(Supplied records begins)

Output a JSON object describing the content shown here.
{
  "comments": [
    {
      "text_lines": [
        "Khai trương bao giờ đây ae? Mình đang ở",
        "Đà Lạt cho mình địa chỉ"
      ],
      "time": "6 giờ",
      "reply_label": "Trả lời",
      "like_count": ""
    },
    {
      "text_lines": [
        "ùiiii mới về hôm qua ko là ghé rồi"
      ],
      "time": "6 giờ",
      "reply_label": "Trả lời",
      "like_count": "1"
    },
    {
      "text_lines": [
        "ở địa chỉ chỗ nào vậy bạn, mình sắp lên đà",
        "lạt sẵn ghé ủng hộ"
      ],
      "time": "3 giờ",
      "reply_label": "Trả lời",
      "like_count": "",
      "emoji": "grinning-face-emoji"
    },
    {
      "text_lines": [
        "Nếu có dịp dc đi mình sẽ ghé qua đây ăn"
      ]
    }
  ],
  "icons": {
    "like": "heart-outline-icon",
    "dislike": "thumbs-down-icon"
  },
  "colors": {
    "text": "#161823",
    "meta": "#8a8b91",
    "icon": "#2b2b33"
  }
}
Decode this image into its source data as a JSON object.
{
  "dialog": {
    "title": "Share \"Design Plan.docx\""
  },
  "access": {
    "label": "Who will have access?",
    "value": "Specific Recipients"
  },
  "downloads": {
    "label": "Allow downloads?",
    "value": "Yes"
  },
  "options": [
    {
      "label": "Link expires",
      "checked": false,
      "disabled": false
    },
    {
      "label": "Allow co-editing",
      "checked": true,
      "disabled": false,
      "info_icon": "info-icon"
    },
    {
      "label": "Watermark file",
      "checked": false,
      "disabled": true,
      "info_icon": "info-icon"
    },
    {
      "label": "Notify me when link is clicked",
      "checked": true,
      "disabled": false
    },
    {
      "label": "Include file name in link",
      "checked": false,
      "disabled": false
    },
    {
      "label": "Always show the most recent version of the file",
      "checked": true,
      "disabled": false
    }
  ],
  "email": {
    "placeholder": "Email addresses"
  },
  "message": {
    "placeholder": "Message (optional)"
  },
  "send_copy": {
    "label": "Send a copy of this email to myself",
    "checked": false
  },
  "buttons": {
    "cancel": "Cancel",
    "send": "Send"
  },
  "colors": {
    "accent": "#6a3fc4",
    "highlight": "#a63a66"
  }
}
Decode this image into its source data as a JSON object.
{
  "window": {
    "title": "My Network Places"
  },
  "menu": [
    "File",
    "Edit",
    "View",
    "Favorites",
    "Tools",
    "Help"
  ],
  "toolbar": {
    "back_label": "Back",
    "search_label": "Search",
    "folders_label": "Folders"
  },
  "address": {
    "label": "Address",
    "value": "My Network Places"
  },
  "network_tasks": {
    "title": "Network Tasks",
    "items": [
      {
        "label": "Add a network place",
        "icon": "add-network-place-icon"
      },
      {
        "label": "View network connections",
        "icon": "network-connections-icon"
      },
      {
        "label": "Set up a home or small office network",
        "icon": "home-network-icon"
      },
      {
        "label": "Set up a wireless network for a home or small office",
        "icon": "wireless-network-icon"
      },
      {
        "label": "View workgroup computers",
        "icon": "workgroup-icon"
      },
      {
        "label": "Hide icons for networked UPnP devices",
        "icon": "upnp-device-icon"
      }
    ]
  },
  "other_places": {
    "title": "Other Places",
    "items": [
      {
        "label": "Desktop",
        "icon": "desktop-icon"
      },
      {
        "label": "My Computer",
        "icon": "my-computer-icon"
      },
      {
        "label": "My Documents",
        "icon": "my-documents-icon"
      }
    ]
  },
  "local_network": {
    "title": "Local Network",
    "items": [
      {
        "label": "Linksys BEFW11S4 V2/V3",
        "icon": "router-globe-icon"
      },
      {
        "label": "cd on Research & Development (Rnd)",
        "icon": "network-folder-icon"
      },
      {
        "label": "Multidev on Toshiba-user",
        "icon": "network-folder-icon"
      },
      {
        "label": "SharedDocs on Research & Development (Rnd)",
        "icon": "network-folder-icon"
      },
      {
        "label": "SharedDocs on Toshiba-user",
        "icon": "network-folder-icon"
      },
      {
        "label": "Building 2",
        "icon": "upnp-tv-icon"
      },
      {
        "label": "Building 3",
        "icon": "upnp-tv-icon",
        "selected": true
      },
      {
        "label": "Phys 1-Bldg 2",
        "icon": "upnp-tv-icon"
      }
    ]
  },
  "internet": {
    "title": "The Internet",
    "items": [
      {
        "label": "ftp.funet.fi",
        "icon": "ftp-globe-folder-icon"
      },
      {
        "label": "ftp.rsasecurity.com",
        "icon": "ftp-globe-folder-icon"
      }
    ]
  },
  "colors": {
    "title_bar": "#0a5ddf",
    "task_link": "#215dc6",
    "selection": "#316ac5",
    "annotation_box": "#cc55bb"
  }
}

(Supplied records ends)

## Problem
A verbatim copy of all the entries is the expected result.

## Written solution
Output a JSON object describing the content shown here.
{
  "comments": [
    {
      "text_lines": [
        "Khai trương bao giờ đây ae? Mình đang ở",
        "Đà Lạt cho mình địa chỉ"
      ],
      "time": "6 giờ",
      "reply_label": "Trả lời",
      "like_count": ""
    },
    {
      "text_lines": [
        "ùiiii mới về hôm qua ko là ghé rồi"
      ],
      "time": "6 giờ",
      "reply_label": "Trả lời",
      "like_count": "1"
    },
    {
      "text_lines": [
        "ở địa chỉ chỗ nào vậy bạn, mình sắp lên đà",
        "lạt sẵn ghé ủng hộ"
      ],
      "time": "3 giờ",
      "reply_label": "Trả lời",
      "like_count": "",
      "emoji": "grinning-face-emoji"
    },
    {
      "text_lines": [
        "Nếu có dịp dc đi mình sẽ ghé qua đây ăn"
      ]
    }
  ],
  "icons": {
    "like": "heart-outline-icon",
    "dislike": "thumbs-down-icon"
  },
  "colors": {
    "text": "#161823",
    "meta": "#8a8b91",
    "icon": "#2b2b33"
  }
}
Decode this image into its source data as a JSON object.
{
  "dialog": {
    "title": "Share \"Design Plan.docx\""
  },
  "access": {
    "label": "Who will have access?",
    "value": "Specific Recipients"
  },
  "downloads": {
    "label": "Allow downloads?",
    "value": "Yes"
  },
  "options": [
    {
      "label": "Link expires",
      "checked": false,
      "disabled": false
    },
    {
      "label": "Allow co-editing",
      "checked": true,
      "disabled": false,
      "info_icon": "info-icon"
    },
    {
      "label": "Watermark file",
      "checked": false,
      "disabled": true,
      "info_icon": "info-icon"
    },
    {
      "label": "Notify me when link is clicked",
      "checked": true,
      "disabled": false
    },
    {
      "label": "Include file name in link",
      "checked": false,
      "disabled": false
    },
    {
      "label": "Always show the most recent version of the file",
      "checked": true,
      "disabled": false
    }
  ],
  "email": {
    "placeholder": "Email addresses"
  },
  "message": {
    "placeholder": "Message (optional)"
  },
  "send_copy": {
    "label": "Send a copy of this email to myself",
    "checked": false
  },
  "buttons": {
    "cancel": "Cancel",
    "send": "Send"
  },
  "colors": {
    "accent": "#6a3fc4",
    "highlight": "#a63a66"
  }
}
Decode this image into its source data as a JSON object.
{
  "window": {
    "title": "My Network Places"
  },
  "menu": [
    "File",
    "Edit",
    "View",
    "Favorites",
    "Tools",
    "Help"
  ],
  "toolbar": {
    "back_label": "Back",
    "search_label": "Search",
    "folders_label": "Folders"
  },
  "address": {
    "label": "Address",
    "value": "My Network Places"
  },
  "network_tasks": {
    "title": "Network Tasks",
    "items": [
      {
        "label": "Add a network place",
        "icon": "add-network-place-icon"
      },
      {
        "label": "View network connections",
        "icon": "network-connections-icon"
      },
      {
        "label": "Set up a home or small office network",
        "icon": "home-network-icon"
      },
      {
        "label": "Set up a wireless network for a home or small office",
        "icon": "wireless-network-icon"
      },
      {
        "label": "View workgroup computers",
        "icon": "workgroup-icon"
      },
      {
        "label": "Hide icons for networked UPnP devices",
        "icon": "upnp-device-icon"
      }
    ]
  },
  "other_places": {
    "title": "Other Places",
    "items": [
      {
        "label": "Desktop",
        "icon": "desktop-icon"
      },
      {
        "label": "My Computer",
        "icon": "my-computer-icon"
      },
      {
        "label": "My Documents",
        "icon": "my-documents-icon"
      }
    ]
  },
  "local_network": {
    "title": "Local Network",
    "items": [
      {
        "label": "Linksys BEFW11S4 V2/V3",
        "icon": "router-globe-icon"
      },
      {
        "label": "cd on Research & Development (Rnd)",
        "icon": "network-folder-icon"
      },
      {
        "label": "Multidev on Toshiba-user",
        "icon": "network-folder-icon"
      },
      {
        "label": "SharedDocs on Research & Development (Rnd)",
        "icon": "network-folder-icon"
      },
      {
        "label": "SharedDocs on Toshiba-user",
        "icon": "network-folder-icon"
      },
      {
        "label": "Building 2",
        "icon": "upnp-tv-icon"
      },
      {
        "label": "Building 3",
        "icon": "upnp-tv-icon",
        "selected": true
      },
      {
        "label": "Phys 1-Bldg 2",
        "icon": "upnp-tv-icon"
      }
    ]
  },
  "internet": {
    "title": "The Internet",
    "items": [
      {
        "label": "ftp.funet.fi",
        "icon": "ftp-globe-folder-icon"
      },
      {
        "label": "ftp.rsasecurity.com",
        "icon": "ftp-globe-folder-icon"
      }
    ]
  },
  "colors": {
    "title_bar": "#0a5ddf",
    "task_link": "#215dc6",
    "selection": "#316ac5",
    "annotation_box": "#cc55bb"
  }
}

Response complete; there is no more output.